*EXERCISE:*
For every line in the data below that contains "thumb", copy the line.

*Web page and app entries:*
╔══

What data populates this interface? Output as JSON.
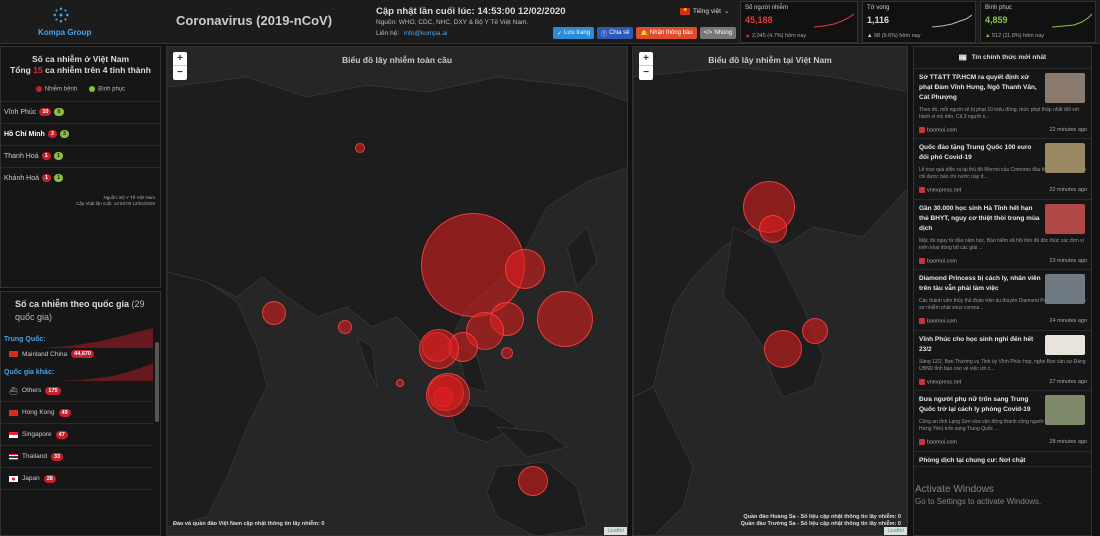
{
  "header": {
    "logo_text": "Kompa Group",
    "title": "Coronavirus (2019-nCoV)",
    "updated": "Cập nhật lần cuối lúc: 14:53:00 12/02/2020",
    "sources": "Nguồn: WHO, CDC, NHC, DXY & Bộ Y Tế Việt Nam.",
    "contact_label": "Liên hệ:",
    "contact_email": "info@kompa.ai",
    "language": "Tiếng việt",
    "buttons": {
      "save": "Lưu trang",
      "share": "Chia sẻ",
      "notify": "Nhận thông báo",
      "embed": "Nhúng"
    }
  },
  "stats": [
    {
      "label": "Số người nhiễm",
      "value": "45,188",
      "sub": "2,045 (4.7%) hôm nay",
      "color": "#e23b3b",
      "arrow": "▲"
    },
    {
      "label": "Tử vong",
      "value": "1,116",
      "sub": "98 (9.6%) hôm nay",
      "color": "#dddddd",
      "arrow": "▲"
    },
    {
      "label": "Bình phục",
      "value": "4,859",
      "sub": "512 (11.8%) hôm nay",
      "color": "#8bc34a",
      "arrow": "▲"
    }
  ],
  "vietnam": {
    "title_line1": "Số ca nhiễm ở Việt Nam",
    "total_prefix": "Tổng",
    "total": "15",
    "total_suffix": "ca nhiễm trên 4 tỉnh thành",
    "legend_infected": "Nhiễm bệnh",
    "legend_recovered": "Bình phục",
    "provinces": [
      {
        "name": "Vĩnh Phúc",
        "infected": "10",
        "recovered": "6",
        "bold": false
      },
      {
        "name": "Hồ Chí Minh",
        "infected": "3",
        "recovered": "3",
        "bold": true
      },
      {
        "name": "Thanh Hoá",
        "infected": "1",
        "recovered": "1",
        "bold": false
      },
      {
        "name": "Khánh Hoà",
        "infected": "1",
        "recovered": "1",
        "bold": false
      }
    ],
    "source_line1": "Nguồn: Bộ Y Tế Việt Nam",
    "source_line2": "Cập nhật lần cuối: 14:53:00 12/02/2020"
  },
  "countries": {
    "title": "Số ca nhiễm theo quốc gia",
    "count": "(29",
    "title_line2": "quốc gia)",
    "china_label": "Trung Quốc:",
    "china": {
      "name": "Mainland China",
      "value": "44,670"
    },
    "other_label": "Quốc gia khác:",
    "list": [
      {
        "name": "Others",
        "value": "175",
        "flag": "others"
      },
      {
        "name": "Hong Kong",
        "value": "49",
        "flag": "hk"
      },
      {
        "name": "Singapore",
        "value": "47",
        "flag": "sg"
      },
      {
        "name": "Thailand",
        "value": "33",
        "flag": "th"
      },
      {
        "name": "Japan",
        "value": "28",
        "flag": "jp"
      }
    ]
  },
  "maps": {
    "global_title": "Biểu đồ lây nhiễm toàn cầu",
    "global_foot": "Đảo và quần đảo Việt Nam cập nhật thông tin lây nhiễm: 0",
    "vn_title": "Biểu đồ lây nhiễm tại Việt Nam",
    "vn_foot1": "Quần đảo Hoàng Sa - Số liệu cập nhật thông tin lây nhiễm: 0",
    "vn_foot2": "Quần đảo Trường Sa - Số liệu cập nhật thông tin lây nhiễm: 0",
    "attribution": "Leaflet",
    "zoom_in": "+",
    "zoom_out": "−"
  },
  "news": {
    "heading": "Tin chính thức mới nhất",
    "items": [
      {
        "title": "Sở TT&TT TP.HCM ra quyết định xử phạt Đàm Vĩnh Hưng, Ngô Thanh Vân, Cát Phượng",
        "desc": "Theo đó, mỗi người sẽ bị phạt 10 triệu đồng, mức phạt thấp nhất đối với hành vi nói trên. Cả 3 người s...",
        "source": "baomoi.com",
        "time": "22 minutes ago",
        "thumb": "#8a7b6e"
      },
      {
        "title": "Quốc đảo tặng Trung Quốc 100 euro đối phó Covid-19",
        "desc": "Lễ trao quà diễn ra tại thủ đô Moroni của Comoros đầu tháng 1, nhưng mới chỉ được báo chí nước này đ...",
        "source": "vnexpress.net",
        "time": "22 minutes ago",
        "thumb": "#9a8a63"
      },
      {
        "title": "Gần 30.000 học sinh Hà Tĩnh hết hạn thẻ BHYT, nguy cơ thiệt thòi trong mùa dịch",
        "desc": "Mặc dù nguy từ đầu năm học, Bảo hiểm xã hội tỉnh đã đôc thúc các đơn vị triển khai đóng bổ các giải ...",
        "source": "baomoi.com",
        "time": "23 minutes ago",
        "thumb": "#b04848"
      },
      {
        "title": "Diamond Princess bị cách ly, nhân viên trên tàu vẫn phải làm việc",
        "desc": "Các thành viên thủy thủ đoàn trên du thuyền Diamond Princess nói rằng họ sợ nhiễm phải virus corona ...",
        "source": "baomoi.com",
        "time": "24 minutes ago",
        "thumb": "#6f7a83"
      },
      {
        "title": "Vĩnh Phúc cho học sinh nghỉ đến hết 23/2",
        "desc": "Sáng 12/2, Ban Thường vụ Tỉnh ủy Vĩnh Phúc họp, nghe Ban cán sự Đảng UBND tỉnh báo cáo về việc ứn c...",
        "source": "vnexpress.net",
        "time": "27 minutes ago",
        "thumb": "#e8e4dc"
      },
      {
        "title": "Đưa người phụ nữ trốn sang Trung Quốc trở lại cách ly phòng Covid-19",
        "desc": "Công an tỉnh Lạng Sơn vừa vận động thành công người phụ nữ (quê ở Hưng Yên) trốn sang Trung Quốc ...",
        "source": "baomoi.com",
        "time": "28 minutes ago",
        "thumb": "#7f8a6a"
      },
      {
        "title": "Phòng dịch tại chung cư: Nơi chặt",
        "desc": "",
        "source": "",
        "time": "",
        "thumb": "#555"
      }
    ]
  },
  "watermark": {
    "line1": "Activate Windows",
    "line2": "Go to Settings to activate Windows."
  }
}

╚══

*REPLY:*
        "thumb": "#8a7b6e"
        "thumb": "#9a8a63"
        "thumb": "#b04848"
        "thumb": "#6f7a83"
        "thumb": "#e8e4dc"
        "thumb": "#7f8a6a"
        "thumb": "#555"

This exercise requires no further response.